• EXERCISE OBJECTIVE: Copy the records below exactly. Include all of them.

(Component data from apps and pages)

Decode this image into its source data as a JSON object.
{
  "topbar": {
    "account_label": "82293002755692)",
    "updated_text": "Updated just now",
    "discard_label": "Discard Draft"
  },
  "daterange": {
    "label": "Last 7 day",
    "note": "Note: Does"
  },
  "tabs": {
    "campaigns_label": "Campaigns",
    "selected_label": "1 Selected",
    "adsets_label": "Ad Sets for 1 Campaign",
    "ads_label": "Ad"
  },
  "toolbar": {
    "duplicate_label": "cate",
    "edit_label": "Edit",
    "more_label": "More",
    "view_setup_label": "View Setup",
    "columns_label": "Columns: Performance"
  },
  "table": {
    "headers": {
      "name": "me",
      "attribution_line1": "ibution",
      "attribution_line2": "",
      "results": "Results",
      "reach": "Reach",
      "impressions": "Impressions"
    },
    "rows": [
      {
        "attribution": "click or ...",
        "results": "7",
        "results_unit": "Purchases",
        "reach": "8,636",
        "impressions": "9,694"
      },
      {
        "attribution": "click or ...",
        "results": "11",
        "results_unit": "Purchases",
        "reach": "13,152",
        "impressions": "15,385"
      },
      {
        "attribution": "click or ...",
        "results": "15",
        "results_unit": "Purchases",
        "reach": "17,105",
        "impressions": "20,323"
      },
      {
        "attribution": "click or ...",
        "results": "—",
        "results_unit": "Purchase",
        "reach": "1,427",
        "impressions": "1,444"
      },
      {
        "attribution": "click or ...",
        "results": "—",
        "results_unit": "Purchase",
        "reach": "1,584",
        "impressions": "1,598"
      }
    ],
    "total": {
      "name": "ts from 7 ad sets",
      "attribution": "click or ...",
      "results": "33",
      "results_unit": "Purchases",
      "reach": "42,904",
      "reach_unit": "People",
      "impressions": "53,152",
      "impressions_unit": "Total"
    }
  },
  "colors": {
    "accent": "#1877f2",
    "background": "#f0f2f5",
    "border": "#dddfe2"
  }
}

• RESPONSE AREA:
Decode this image into its source data as a JSON object.
{
  "topbar": {
    "account_label": "82293002755692)",
    "updated_text": "Updated just now",
    "discard_label": "Discard Draft"
  },
  "daterange": {
    "label": "Last 7 day",
    "note": "Note: Does"
  },
  "tabs": {
    "campaigns_label": "Campaigns",
    "selected_label": "1 Selected",
    "adsets_label": "Ad Sets for 1 Campaign",
    "ads_label": "Ad"
  },
  "toolbar": {
    "duplicate_label": "cate",
    "edit_label": "Edit",
    "more_label": "More",
    "view_setup_label": "View Setup",
    "columns_label": "Columns: Performance"
  },
  "table": {
    "headers": {
      "name": "me",
      "attribution_line1": "ibution",
      "attribution_line2": "",
      "results": "Results",
      "reach": "Reach",
      "impressions": "Impressions"
    },
    "rows": [
      {
        "attribution": "click or ...",
        "results": "7",
        "results_unit": "Purchases",
        "reach": "8,636",
        "impressions": "9,694"
      },
      {
        "attribution": "click or ...",
        "results": "11",
        "results_unit": "Purchases",
        "reach": "13,152",
        "impressions": "15,385"
      },
      {
        "attribution": "click or ...",
        "results": "15",
        "results_unit": "Purchases",
        "reach": "17,105",
        "impressions": "20,323"
      },
      {
        "attribution": "click or ...",
        "results": "—",
        "results_unit": "Purchase",
        "reach": "1,427",
        "impressions": "1,444"
      },
      {
        "attribution": "click or ...",
        "results": "—",
        "results_unit": "Purchase",
        "reach": "1,584",
        "impressions": "1,598"
      }
    ],
    "total": {
      "name": "ts from 7 ad sets",
      "attribution": "click or ...",
      "results": "33",
      "results_unit": "Purchases",
      "reach": "42,904",
      "reach_unit": "People",
      "impressions": "53,152",
      "impressions_unit": "Total"
    }
  },
  "colors": {
    "accent": "#1877f2",
    "background": "#f0f2f5",
    "border": "#dddfe2"
  }
}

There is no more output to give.